◆ PROMPT: Go through the entries below and print each one exactly, leaving out pictures.

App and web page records

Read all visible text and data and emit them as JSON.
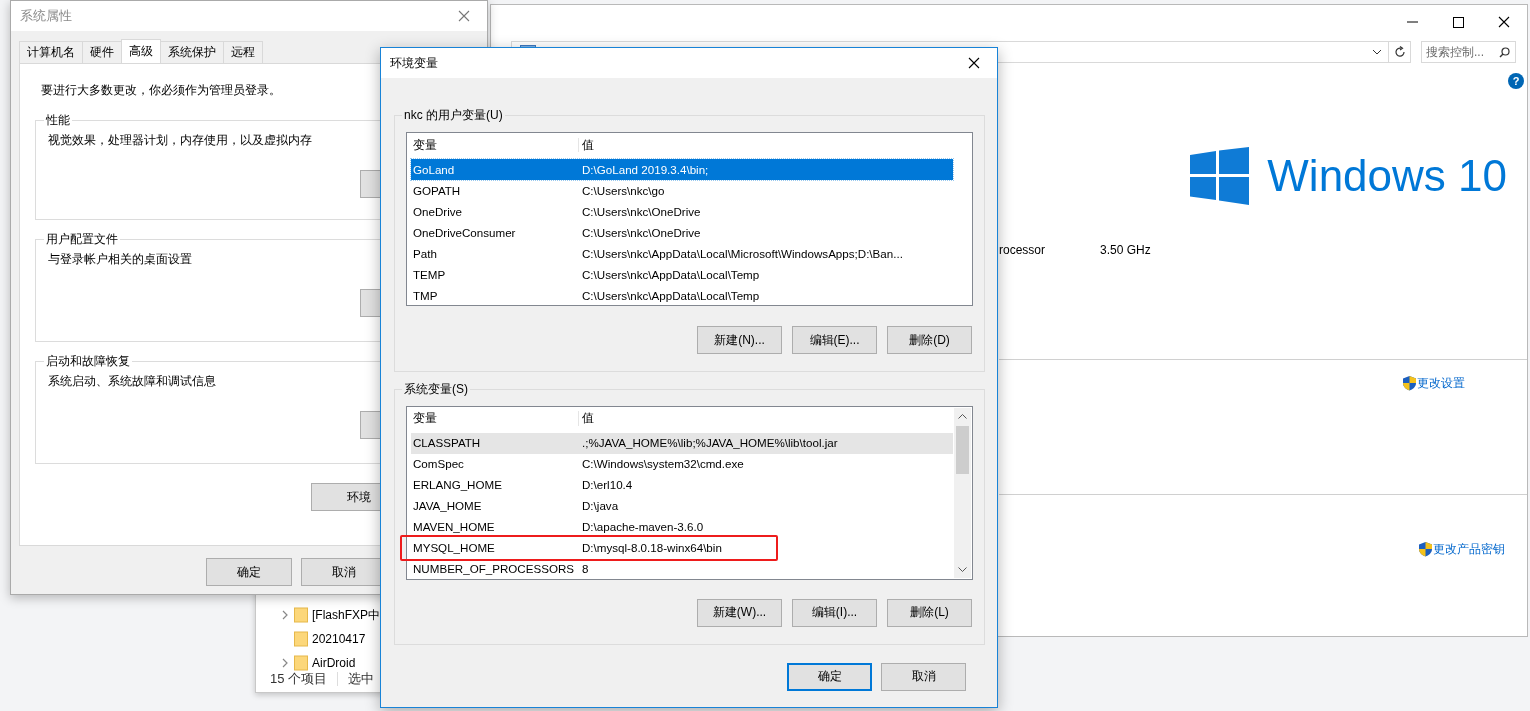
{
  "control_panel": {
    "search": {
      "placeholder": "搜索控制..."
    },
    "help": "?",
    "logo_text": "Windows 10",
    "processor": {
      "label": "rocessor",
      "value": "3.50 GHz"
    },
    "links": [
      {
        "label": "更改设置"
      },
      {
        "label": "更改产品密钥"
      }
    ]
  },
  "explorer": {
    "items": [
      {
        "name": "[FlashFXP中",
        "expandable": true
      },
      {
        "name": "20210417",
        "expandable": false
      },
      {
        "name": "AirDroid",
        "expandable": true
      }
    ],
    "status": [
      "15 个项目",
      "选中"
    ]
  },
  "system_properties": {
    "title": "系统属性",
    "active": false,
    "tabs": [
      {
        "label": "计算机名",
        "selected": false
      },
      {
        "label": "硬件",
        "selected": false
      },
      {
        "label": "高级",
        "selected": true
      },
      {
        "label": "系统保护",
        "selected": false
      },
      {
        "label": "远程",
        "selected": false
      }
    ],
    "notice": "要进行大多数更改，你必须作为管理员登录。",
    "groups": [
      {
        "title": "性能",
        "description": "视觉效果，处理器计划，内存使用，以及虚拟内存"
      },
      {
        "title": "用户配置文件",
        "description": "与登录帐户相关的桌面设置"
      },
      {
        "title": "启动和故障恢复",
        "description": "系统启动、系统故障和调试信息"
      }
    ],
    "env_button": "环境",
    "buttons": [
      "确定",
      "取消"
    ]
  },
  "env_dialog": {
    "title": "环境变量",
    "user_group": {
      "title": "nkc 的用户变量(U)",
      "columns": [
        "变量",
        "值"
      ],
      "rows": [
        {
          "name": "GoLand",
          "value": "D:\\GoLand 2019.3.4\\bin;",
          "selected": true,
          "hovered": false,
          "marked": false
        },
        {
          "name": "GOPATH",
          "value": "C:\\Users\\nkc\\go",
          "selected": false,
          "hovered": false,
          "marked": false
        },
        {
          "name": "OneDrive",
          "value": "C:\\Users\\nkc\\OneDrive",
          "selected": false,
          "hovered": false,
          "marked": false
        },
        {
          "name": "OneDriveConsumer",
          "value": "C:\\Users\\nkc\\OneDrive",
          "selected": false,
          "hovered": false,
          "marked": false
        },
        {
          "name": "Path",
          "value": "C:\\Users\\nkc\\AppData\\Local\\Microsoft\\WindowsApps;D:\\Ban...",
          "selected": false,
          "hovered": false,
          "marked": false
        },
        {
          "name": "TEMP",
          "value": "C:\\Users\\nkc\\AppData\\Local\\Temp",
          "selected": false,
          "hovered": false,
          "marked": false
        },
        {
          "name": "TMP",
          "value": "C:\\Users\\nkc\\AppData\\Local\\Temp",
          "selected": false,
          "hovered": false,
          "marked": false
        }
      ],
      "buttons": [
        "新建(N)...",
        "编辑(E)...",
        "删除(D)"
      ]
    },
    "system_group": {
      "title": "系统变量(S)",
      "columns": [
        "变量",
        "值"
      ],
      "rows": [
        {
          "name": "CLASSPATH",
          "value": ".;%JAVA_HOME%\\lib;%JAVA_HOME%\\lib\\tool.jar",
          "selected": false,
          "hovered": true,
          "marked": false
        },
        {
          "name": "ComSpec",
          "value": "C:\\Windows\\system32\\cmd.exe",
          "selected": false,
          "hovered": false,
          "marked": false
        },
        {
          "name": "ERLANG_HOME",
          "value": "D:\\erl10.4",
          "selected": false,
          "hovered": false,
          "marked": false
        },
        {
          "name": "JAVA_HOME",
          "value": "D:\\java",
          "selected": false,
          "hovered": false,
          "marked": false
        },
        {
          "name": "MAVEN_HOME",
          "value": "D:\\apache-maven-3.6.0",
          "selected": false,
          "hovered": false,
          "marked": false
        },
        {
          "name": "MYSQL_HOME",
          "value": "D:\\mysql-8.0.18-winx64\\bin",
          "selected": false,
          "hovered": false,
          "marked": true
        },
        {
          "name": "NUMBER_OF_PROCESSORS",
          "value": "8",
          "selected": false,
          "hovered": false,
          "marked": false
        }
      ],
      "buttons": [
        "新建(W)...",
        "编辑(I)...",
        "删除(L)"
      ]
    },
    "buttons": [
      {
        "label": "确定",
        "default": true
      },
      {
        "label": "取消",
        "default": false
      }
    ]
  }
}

◆ REPLY TO THE EXERCISE:
Read all visible text and data and emit them as JSON.
{
  "control_panel": {
    "search": {
      "placeholder": "搜索控制..."
    },
    "help": "?",
    "logo_text": "Windows 10",
    "processor": {
      "label": "rocessor",
      "value": "3.50 GHz"
    },
    "links": [
      {
        "label": "更改设置"
      },
      {
        "label": "更改产品密钥"
      }
    ]
  },
  "explorer": {
    "items": [
      {
        "name": "[FlashFXP中",
        "expandable": true
      },
      {
        "name": "20210417",
        "expandable": false
      },
      {
        "name": "AirDroid",
        "expandable": true
      }
    ],
    "status": [
      "15 个项目",
      "选中"
    ]
  },
  "system_properties": {
    "title": "系统属性",
    "active": false,
    "tabs": [
      {
        "label": "计算机名",
        "selected": false
      },
      {
        "label": "硬件",
        "selected": false
      },
      {
        "label": "高级",
        "selected": true
      },
      {
        "label": "系统保护",
        "selected": false
      },
      {
        "label": "远程",
        "selected": false
      }
    ],
    "notice": "要进行大多数更改，你必须作为管理员登录。",
    "groups": [
      {
        "title": "性能",
        "description": "视觉效果，处理器计划，内存使用，以及虚拟内存"
      },
      {
        "title": "用户配置文件",
        "description": "与登录帐户相关的桌面设置"
      },
      {
        "title": "启动和故障恢复",
        "description": "系统启动、系统故障和调试信息"
      }
    ],
    "env_button": "环境",
    "buttons": [
      "确定",
      "取消"
    ]
  },
  "env_dialog": {
    "title": "环境变量",
    "user_group": {
      "title": "nkc 的用户变量(U)",
      "columns": [
        "变量",
        "值"
      ],
      "rows": [
        {
          "name": "GoLand",
          "value": "D:\\GoLand 2019.3.4\\bin;",
          "selected": true,
          "hovered": false,
          "marked": false
        },
        {
          "name": "GOPATH",
          "value": "C:\\Users\\nkc\\go",
          "selected": false,
          "hovered": false,
          "marked": false
        },
        {
          "name": "OneDrive",
          "value": "C:\\Users\\nkc\\OneDrive",
          "selected": false,
          "hovered": false,
          "marked": false
        },
        {
          "name": "OneDriveConsumer",
          "value": "C:\\Users\\nkc\\OneDrive",
          "selected": false,
          "hovered": false,
          "marked": false
        },
        {
          "name": "Path",
          "value": "C:\\Users\\nkc\\AppData\\Local\\Microsoft\\WindowsApps;D:\\Ban...",
          "selected": false,
          "hovered": false,
          "marked": false
        },
        {
          "name": "TEMP",
          "value": "C:\\Users\\nkc\\AppData\\Local\\Temp",
          "selected": false,
          "hovered": false,
          "marked": false
        },
        {
          "name": "TMP",
          "value": "C:\\Users\\nkc\\AppData\\Local\\Temp",
          "selected": false,
          "hovered": false,
          "marked": false
        }
      ],
      "buttons": [
        "新建(N)...",
        "编辑(E)...",
        "删除(D)"
      ]
    },
    "system_group": {
      "title": "系统变量(S)",
      "columns": [
        "变量",
        "值"
      ],
      "rows": [
        {
          "name": "CLASSPATH",
          "value": ".;%JAVA_HOME%\\lib;%JAVA_HOME%\\lib\\tool.jar",
          "selected": false,
          "hovered": true,
          "marked": false
        },
        {
          "name": "ComSpec",
          "value": "C:\\Windows\\system32\\cmd.exe",
          "selected": false,
          "hovered": false,
          "marked": false
        },
        {
          "name": "ERLANG_HOME",
          "value": "D:\\erl10.4",
          "selected": false,
          "hovered": false,
          "marked": false
        },
        {
          "name": "JAVA_HOME",
          "value": "D:\\java",
          "selected": false,
          "hovered": false,
          "marked": false
        },
        {
          "name": "MAVEN_HOME",
          "value": "D:\\apache-maven-3.6.0",
          "selected": false,
          "hovered": false,
          "marked": false
        },
        {
          "name": "MYSQL_HOME",
          "value": "D:\\mysql-8.0.18-winx64\\bin",
          "selected": false,
          "hovered": false,
          "marked": true
        },
        {
          "name": "NUMBER_OF_PROCESSORS",
          "value": "8",
          "selected": false,
          "hovered": false,
          "marked": false
        }
      ],
      "buttons": [
        "新建(W)...",
        "编辑(I)...",
        "删除(L)"
      ]
    },
    "buttons": [
      {
        "label": "确定",
        "default": true
      },
      {
        "label": "取消",
        "default": false
      }
    ]
  }
}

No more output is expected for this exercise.